*Problem requirements:*
Those lines of the following listing which contain the string "Jablko" should be returned.

══════════

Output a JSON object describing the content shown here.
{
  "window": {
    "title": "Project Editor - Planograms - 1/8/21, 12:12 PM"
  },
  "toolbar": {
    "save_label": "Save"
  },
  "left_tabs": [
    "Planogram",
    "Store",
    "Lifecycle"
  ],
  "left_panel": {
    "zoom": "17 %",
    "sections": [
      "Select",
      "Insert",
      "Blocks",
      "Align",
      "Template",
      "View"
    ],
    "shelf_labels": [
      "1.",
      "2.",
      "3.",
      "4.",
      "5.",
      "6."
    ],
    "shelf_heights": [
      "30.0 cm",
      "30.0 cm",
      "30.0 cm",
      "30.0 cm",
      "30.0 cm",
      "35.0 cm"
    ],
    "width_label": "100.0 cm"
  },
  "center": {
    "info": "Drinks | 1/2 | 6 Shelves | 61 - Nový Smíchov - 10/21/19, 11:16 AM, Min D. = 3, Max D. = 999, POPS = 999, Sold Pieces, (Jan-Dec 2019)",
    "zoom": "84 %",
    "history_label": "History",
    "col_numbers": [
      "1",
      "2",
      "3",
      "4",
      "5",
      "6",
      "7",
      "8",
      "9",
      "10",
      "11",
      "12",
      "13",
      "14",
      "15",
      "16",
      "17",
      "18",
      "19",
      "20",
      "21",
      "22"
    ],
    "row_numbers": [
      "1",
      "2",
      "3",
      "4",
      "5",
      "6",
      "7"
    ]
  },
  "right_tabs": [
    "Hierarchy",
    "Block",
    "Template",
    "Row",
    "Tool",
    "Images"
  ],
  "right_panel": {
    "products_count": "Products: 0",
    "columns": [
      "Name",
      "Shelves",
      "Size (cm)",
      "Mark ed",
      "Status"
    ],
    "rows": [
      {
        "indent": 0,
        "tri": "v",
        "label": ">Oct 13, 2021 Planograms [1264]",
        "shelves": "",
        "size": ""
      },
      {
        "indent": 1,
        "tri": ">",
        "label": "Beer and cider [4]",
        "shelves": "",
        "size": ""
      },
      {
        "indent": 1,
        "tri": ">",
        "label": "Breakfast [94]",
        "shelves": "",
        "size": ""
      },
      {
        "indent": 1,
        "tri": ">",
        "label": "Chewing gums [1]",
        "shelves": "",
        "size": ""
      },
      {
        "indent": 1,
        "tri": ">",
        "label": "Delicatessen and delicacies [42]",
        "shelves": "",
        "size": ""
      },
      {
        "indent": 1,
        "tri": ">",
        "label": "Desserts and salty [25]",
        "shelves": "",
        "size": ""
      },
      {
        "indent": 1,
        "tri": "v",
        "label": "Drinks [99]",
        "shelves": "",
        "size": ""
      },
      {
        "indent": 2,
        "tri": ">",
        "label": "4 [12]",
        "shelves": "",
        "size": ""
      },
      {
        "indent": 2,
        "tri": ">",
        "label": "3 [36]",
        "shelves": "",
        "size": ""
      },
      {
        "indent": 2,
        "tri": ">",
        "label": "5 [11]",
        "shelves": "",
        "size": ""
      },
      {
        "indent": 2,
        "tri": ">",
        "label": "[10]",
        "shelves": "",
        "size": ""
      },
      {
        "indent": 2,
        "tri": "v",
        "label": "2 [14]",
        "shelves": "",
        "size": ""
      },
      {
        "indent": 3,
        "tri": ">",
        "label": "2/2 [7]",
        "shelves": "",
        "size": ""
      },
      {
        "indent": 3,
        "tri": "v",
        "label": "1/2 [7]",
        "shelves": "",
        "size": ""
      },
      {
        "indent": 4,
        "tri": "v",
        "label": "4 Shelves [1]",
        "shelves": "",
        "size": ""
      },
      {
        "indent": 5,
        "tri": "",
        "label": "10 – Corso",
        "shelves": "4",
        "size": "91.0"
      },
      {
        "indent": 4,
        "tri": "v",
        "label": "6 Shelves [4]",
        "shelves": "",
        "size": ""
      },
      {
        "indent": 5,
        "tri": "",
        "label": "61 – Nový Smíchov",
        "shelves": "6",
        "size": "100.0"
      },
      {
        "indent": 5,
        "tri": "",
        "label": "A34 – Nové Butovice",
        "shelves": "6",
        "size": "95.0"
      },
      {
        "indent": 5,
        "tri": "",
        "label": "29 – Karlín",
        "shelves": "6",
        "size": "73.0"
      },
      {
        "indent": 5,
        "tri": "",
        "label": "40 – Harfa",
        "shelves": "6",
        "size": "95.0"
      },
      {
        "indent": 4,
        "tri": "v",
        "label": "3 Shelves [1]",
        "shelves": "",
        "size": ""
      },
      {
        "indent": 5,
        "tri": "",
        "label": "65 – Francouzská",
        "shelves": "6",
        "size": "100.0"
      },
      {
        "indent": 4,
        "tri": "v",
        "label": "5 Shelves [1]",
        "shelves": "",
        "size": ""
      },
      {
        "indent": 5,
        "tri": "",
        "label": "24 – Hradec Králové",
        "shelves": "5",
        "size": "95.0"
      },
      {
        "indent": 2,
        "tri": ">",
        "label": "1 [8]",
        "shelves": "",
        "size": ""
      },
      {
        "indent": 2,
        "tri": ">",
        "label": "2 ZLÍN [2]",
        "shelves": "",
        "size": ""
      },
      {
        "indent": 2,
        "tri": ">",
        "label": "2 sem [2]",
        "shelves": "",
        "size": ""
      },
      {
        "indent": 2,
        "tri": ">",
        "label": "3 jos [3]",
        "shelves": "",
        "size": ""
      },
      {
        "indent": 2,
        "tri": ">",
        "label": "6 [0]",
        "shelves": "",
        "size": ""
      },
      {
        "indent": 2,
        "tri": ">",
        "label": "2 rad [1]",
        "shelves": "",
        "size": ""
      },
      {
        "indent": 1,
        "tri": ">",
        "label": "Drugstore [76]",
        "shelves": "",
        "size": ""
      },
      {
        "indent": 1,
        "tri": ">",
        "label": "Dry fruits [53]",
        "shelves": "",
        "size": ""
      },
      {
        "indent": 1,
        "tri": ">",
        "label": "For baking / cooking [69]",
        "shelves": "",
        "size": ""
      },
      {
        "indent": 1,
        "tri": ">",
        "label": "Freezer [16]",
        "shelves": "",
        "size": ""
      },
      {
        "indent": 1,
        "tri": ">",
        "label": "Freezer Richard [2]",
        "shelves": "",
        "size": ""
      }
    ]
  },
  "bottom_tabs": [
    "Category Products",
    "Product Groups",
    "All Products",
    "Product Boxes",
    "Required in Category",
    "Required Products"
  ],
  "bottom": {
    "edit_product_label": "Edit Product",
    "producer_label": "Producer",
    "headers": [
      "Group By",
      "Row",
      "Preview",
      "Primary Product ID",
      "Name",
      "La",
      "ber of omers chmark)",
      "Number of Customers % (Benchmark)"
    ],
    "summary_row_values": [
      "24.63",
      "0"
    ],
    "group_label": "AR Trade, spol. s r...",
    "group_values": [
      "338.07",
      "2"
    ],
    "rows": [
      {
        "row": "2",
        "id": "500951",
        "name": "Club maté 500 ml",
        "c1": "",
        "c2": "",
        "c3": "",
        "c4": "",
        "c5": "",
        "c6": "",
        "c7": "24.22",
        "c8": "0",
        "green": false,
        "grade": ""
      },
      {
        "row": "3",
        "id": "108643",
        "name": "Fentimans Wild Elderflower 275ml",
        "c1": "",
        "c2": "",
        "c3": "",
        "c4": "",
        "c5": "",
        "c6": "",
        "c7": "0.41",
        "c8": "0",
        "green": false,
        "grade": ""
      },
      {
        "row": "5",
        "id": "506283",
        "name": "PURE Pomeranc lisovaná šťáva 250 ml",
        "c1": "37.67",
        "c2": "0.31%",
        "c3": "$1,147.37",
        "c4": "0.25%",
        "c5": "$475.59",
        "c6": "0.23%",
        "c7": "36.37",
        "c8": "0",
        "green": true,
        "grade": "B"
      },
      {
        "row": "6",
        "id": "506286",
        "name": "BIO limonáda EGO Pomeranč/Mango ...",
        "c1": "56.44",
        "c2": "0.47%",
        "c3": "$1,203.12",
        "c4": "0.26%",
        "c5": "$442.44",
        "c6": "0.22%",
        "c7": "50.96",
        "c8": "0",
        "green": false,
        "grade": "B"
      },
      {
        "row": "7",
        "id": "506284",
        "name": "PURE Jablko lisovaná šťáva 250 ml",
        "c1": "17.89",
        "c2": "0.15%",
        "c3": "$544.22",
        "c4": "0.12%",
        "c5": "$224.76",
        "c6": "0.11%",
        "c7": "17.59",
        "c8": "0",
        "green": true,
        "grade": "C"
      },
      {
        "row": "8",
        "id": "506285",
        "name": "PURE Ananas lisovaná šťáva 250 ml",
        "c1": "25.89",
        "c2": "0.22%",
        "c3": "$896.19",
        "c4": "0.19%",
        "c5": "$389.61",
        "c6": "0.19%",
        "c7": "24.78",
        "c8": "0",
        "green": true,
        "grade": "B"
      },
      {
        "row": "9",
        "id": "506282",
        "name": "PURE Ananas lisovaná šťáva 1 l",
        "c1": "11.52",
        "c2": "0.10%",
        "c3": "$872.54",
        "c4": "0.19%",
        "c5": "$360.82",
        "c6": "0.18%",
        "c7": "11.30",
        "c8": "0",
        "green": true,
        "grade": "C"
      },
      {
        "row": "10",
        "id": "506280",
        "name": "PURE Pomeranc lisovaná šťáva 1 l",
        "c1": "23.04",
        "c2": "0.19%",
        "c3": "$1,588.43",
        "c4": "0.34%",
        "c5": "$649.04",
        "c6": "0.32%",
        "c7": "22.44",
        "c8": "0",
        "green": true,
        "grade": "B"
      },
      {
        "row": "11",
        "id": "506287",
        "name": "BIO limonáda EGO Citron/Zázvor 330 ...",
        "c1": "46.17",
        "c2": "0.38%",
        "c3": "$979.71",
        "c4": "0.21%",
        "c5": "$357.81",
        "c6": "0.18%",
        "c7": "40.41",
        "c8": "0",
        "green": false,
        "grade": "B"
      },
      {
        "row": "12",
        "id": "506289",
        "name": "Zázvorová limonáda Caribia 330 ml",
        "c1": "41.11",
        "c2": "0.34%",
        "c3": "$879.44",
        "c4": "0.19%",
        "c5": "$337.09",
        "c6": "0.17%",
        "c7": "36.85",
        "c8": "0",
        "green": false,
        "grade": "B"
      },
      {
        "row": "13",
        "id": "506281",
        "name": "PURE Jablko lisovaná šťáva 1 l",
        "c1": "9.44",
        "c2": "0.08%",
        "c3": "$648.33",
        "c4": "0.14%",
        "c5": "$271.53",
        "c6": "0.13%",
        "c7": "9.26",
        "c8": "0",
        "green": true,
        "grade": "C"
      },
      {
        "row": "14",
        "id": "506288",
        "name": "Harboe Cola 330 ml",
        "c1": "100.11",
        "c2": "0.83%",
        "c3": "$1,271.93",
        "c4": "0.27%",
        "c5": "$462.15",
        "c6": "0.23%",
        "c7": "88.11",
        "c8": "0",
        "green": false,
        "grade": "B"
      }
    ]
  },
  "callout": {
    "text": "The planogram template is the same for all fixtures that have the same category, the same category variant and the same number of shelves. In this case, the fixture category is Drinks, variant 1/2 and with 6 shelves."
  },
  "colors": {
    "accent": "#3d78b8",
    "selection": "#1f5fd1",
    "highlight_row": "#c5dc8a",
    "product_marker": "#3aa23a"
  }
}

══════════

*Written solution:*
        "name": "PURE Jablko lisovaná šťáva 250 ml",
        "name": "PURE Jablko lisovaná šťáva 1 l",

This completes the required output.